"Embodying Colonial Memories" is the first in-depth study of the West African "Hauka," spirits in the body of (human) mediums which mimic and mock Europeans of the colonial epoch. Paul Stoller, who was initiated into a spirit possession troupe, recounts an insider's tale of the "Hauka" with respect and "brotherly" deference. He combines narrative description, historical analysis, and reflections on the importance of embodiment and mimesis to social theory, with particular reference to the Songhay peoples of the Republic of Niger.
Why have the "Hauka" mimicked white men and their colonial behaviors? In this innovative book, Stoller argues that mimicry is about power.
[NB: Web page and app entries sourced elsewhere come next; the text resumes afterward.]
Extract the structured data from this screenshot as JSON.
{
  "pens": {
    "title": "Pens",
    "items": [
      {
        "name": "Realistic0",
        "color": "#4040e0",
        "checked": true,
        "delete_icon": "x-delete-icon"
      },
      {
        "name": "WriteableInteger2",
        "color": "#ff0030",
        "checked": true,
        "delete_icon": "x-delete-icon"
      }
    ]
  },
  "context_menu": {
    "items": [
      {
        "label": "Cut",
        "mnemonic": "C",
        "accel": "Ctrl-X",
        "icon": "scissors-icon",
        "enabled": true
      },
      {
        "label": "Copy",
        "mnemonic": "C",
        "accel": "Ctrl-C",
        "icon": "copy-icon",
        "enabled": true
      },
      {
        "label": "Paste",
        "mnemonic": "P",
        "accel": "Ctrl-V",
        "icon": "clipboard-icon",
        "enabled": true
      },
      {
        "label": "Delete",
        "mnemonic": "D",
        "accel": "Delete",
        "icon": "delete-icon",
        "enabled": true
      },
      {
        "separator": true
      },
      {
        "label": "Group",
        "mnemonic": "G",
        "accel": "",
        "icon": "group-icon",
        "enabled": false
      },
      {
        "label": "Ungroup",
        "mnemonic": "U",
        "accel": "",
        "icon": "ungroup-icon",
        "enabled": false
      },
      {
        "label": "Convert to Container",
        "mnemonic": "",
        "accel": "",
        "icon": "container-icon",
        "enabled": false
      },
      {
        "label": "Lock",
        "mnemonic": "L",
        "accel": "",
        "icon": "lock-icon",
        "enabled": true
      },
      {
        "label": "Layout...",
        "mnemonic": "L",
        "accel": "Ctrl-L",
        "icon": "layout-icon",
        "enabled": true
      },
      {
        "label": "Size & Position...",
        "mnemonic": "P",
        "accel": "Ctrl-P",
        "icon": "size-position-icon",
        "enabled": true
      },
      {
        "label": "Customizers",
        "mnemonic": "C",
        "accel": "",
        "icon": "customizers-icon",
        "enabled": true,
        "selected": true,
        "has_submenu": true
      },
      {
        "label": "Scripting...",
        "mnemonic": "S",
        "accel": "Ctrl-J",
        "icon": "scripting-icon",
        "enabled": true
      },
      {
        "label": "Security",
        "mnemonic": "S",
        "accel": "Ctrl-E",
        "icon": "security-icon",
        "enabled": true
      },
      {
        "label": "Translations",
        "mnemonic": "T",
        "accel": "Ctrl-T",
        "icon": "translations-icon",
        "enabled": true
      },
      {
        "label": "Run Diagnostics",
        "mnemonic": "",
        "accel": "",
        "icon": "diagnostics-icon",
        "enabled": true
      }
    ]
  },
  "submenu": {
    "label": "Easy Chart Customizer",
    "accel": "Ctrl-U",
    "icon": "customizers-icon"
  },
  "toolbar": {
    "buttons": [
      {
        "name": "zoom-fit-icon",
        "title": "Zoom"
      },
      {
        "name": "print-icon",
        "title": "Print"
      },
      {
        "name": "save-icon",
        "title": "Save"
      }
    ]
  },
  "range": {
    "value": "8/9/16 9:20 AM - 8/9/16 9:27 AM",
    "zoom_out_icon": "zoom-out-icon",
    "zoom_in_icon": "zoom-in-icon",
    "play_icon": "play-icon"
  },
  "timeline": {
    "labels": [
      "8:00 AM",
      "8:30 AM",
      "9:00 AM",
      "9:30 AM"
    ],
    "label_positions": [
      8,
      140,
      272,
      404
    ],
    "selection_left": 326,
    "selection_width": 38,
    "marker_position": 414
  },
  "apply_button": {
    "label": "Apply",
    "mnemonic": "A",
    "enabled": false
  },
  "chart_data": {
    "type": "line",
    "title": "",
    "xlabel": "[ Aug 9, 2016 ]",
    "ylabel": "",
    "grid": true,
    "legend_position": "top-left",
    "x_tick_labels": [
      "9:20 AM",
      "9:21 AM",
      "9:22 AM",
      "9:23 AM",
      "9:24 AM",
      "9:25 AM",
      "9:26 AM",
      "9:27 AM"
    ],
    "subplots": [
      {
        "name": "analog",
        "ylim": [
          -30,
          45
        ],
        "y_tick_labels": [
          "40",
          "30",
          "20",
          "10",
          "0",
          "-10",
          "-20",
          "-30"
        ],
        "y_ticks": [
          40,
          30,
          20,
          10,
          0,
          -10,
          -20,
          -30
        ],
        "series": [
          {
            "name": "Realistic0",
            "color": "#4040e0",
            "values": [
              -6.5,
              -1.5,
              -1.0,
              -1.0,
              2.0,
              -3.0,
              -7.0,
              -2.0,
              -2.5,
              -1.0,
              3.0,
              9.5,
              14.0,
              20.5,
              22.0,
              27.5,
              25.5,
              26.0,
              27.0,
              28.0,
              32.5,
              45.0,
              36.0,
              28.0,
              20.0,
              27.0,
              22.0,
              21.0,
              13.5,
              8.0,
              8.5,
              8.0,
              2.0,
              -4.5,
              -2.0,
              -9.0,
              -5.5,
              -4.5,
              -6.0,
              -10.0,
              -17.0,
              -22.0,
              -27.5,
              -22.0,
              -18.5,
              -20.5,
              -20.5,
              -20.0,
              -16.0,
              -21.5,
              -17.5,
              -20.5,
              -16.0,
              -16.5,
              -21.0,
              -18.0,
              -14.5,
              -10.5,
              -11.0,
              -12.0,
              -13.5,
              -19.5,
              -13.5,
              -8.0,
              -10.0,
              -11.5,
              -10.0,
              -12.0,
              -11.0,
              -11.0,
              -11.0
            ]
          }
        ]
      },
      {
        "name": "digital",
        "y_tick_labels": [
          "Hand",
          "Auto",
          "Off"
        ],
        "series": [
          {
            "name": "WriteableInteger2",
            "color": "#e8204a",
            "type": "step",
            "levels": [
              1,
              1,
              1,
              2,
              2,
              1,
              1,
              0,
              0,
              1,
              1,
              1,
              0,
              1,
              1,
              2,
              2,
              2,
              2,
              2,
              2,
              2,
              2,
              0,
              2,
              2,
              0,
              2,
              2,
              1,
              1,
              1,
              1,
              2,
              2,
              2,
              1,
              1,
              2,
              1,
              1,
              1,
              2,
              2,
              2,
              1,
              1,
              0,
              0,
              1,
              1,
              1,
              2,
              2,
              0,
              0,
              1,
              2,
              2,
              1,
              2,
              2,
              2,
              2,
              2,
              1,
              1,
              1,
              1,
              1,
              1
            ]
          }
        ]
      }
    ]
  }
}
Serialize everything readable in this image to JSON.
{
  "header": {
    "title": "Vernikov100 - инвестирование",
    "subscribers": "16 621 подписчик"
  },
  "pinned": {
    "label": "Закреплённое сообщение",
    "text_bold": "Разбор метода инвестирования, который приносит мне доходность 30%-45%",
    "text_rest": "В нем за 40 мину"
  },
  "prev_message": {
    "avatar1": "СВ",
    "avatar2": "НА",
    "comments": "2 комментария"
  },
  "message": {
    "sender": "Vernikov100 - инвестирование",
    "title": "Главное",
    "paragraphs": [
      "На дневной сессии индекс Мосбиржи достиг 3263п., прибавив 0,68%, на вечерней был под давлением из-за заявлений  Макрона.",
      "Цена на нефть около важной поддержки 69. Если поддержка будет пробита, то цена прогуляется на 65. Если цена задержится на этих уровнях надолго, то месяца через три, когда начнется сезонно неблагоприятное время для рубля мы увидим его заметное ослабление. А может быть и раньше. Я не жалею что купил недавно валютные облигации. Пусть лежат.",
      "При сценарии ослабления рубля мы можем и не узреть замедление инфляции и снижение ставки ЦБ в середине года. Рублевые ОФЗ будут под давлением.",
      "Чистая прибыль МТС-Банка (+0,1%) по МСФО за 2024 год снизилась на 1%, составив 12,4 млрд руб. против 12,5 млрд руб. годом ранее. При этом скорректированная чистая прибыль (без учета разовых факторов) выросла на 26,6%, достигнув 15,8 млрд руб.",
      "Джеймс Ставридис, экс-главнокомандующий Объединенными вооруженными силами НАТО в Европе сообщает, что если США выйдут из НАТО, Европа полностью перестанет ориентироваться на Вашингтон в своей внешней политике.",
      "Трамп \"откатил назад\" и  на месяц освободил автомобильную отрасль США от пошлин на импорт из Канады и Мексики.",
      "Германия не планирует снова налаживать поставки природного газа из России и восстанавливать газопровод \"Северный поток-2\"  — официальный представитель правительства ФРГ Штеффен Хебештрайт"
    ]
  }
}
To copy something is to master it. Through the "Hauka," the Songhay try to divert the power of the Europeans.
"Embodying Colonial Memories" not only desribes a spirit possession cult; it considers such significant subjects as the cultural sentience of the body, the dynamics of colonial movements of resistance, and the particularly poignant political discourses of West African postcolonies.
..."the book should be read for what the Haukas's fascinating history teaches us about the politics of possession and the aesthetics of power."
-"Religious Studies Review
"This is learning in it's most fundamental form and it would be useful for us to consider the lessons that books such as "Embodying Colonial Memories have for the creation of a more encompassing anthropology of education."
-"Anthopology & Education Quarterly